- Establish a mechanism to identify and address case management problems that are prevalent and persistent among social workers, supervisors, and regional offices.
To better understand the internal and systemic constructs affecting service delivery and practices, the QI teams will evaluate practices and identify enhancements and/or necessary system changes that address operational issues to improve present case practices. Together with its QI partners (Risk Management Division, Quality Service Review, Core Practice Model, and Training), the teams will provide feedback regarding practice strengths/gaps and system barriers and support skill development of workers and supervisors.
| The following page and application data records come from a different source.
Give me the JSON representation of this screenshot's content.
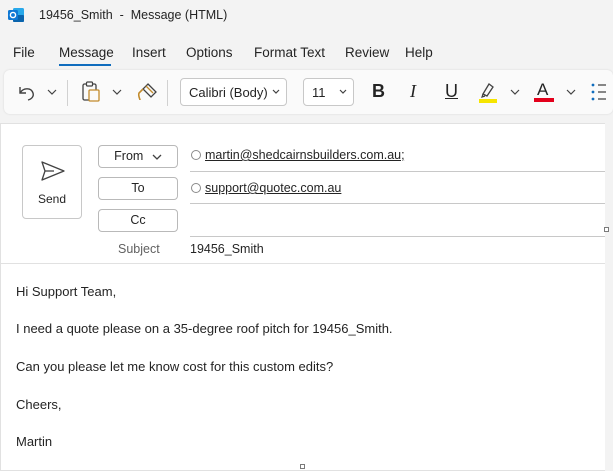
{
  "window": {
    "title": "19456_Smith  -  Message (HTML)"
  },
  "menu": {
    "items": [
      "File",
      "Message",
      "Insert",
      "Options",
      "Format Text",
      "Review",
      "Help"
    ],
    "active": "Message"
  },
  "ribbon": {
    "font_name": "Calibri (Body)",
    "font_size": "11",
    "bold": "B",
    "italic": "I",
    "underline": "U",
    "font_color_letter": "A",
    "highlight_color": "#f6e500",
    "font_color": "#e3001b"
  },
  "header": {
    "send_label": "Send",
    "from_label": "From",
    "to_label": "To",
    "cc_label": "Cc",
    "from_address": "martin@shedcairnsbuilders.com.au;",
    "to_address": "support@quotec.com.au",
    "subject_label": "Subject",
    "subject_value": "19456_Smith"
  },
  "body": {
    "lines": [
      "Hi Support Team,",
      "I need a quote please on a 35-degree roof pitch for 19456_Smith.",
      "Can you please let me know cost for this custom edits?",
      "Cheers,",
      "Martin"
    ]
  },
  "colors": {
    "accent": "#0f6cbd",
    "outlook_blue": "#0f78d4"
  }
}
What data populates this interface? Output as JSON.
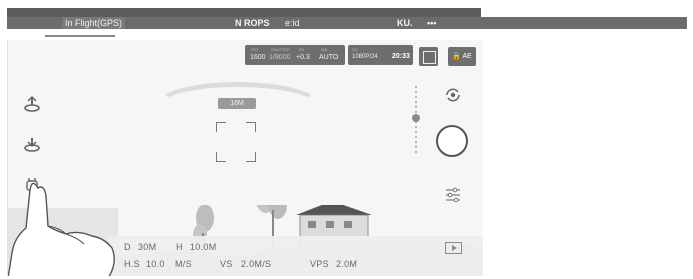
{
  "status": {
    "flight_mode": "In Flight(GPS)",
    "warning": "N ROPS",
    "signal": "e:id",
    "brand": "KU.",
    "menu": "•••"
  },
  "camera": {
    "iso_label": "ISO",
    "iso": "1600",
    "shutter_label": "SHUTTER",
    "shutter": "1/8000",
    "ev_label": "EV",
    "ev": "+0.3",
    "wb_label": "WB",
    "wb": "AUTO",
    "rec_label": "SD",
    "resolution": "1080P/24",
    "rec_time": "20:33",
    "ae_label": "AE"
  },
  "hud": {
    "altitude_badge": "16M"
  },
  "telemetry": {
    "d_label": "D",
    "d_value": "30M",
    "h_label": "H",
    "h_value": "10.0M",
    "hs_label": "H.S",
    "hs_value": "10.0",
    "hs_unit": "M/S",
    "vs_label": "VS",
    "vs_value": "2.0M/S",
    "vps_label": "VPS",
    "vps_value": "2.0M"
  },
  "icons": {
    "takeoff": "takeoff-icon",
    "return_home": "return-home-icon",
    "intelligent_flight": "intelligent-flight-icon",
    "camera_switch": "camera-switch-icon",
    "camera_settings": "camera-settings-icon",
    "shutter": "shutter-button",
    "playback": "playback-icon",
    "lock": "lock-icon"
  },
  "colors": {
    "bar_dark": "#5d5d5d",
    "panel": "#6e6e6e",
    "background": "#f6f6f6"
  }
}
- Implement a tracking system to monitor the implementation and results of recommendations resulting from child death reviews.
The Department will enhance its Child Fatality/Near Fatality (CF/NF) system so it better delineates action items and creates feedback loops with regional offices addressing issues noted on Summary of Findings reports. The system will include action items and note progress made towards addressing systemic issues identified in both case reviews and Administrative Review Round Tables.
Additionally, enhancements have been made in the past year to the Department’s review process to assist the regional offices with implementation of recommendations made as a result of child death reviews. A comprehensive Summary of Findings is sent at the end of each review to regional office administrations to be shared with SCSWs and CSWs detailing the strengths of the practices and how case practices can be further strengthened. Coaching guides, skill building tips, as well as suggested questions to be asked by CSWs when conducting investigations are provided to increase capacity. These tools enable workers to elicit better responses from families and build rapport to identify abuse and neglect, and determine what actions needs to be taken to ensure child safety.
Finally, supervisory issues identified will be specifically outlined in reports. Our primary objective is skill-building and increasing capacity with regional management and SCSWS. The goal is to provide tools to better assist CSWS with training, investigations, more comprehensive assessments, and identifying child safety, as well as how to assess for parents’ protective factors.
CALIFORNIA STATE AUDITOR’S COMMENT ON THE RESPONSE FROM THE LOS ANGELES COUNTY DEPARTMENT OF CHILDREN AND FAMILY SERVICES
To provide clarity and perspective, we are commenting on the department’s response to our audit. The number below corresponds with the number we have placed in the margin of the department’s response.
Although the department agreed with our findings and recommendations, some of the descriptions of its intended actions do not clearly outline how and when it will fully implement our recommendations. We look forward to receiving its 60‑day response to this report identifying its progress and plans for implementing our recommendations.